Industry Update

Measuring snow scavenging of two airborne cyclic volatile methylsiloxanes under controlled conditions

New research on measuring snow scavenging of two airborne cyclic volatile methylsiloxanes under controlled conditions has been released.

Highlights of the study:

• Novel method for measuring snow sorption coefficients.

• Sorption/Desorption of D4 and D5 by Snow and their temperature dependence.

• Transfer of siloxanes in snow to snowmelt and underlain soil during snow melting.


The objective of this study was to determine snow scavenging of cVMS and its potential effect on the cVMS concentrations in snowmelt water and surrounding soil. Snow scavenging of two cVMS, octamethylcyclotetrasiloxane (D4) and decamethylcyclopentasiloxane (D5), was examined in two steps. First, sorption and desorption of D4 and D5 on snowflakes, including snow sorption coefficients (KiA), were measured against a benchmark compound, cyclopentanone, at different temperatures from 0 to −20 °C. Measurements were made using a custom-made snow chamber and 14C-labeled D4 and D5. In addition, the transfer of snow-bound cVMS to snowmelt water and surrounding soil was studied with 14C-D4 and 14C-D5-spiked snowpack placed both in a closed snow chamber and on top of a layer of frozen soil in an open chemical hood. KiA values measured in both sorption and desorption processes were very small (<10−2 m). They increased with decreasing temperature and were higher for the D5 compared to D4. The calculated gas scavenging of D4 and D5 was small because of the small KiA values, while particle scavenging of cVMS is predicted to be negligible due to their low octanol/air partition coefficients (KOA). Most importantly, almost all 14C-D4 and 14C-D5 sorbed by a snowpack was lost during the snow melting process through re-volatilization and hydrolysis and became non-detectable in snowmelt water.
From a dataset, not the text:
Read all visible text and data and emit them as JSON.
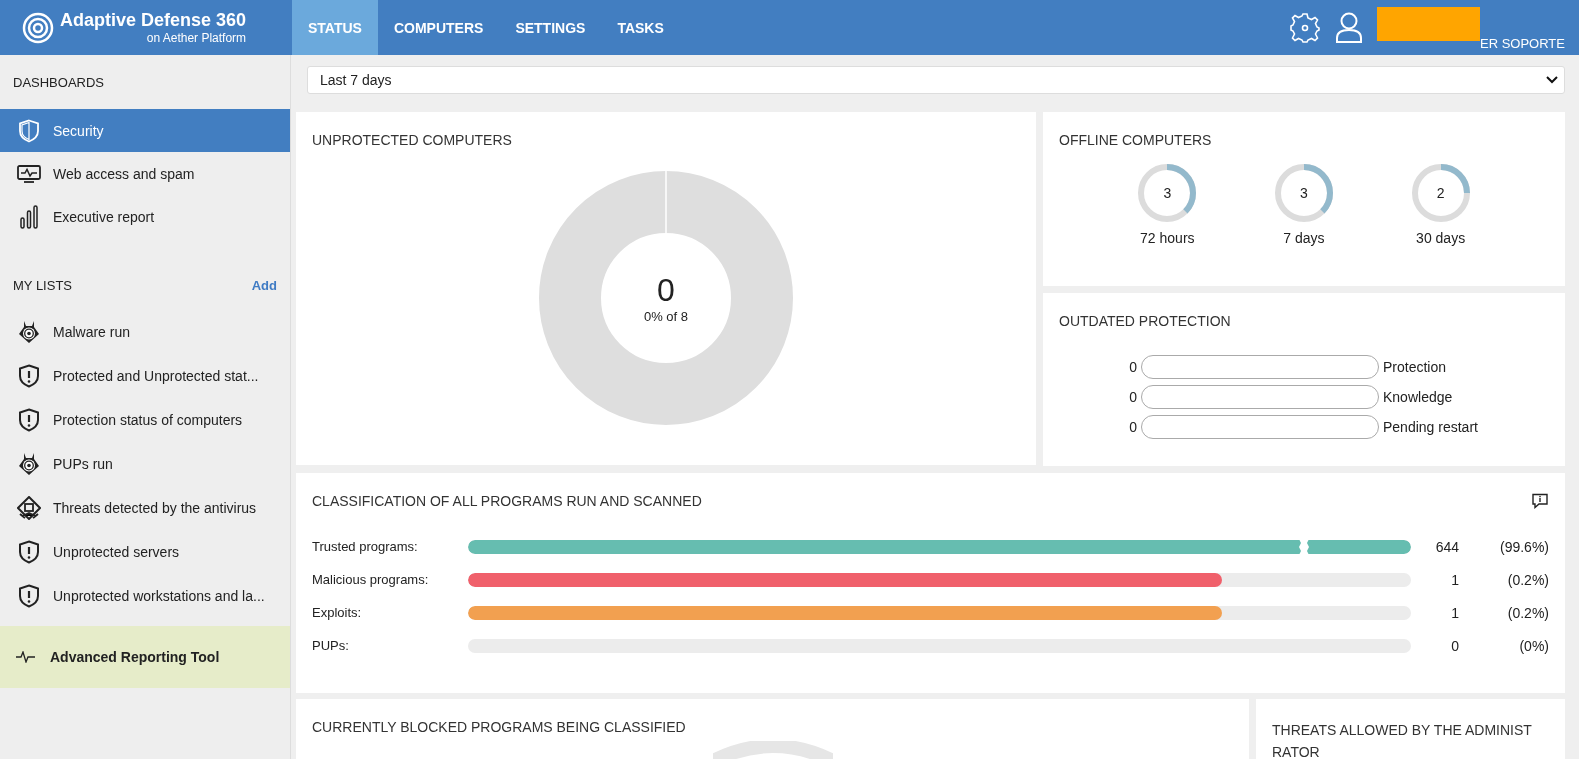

In short, the experimental measurements demonstrated that snow scavenging could not be a valid deposition mechanism for these volatile hydrophobic compounds.

The study can be found under this link.

For more information, please contact:
CES Manager, Evelyne Frauman // Email: // // @SiliconesEU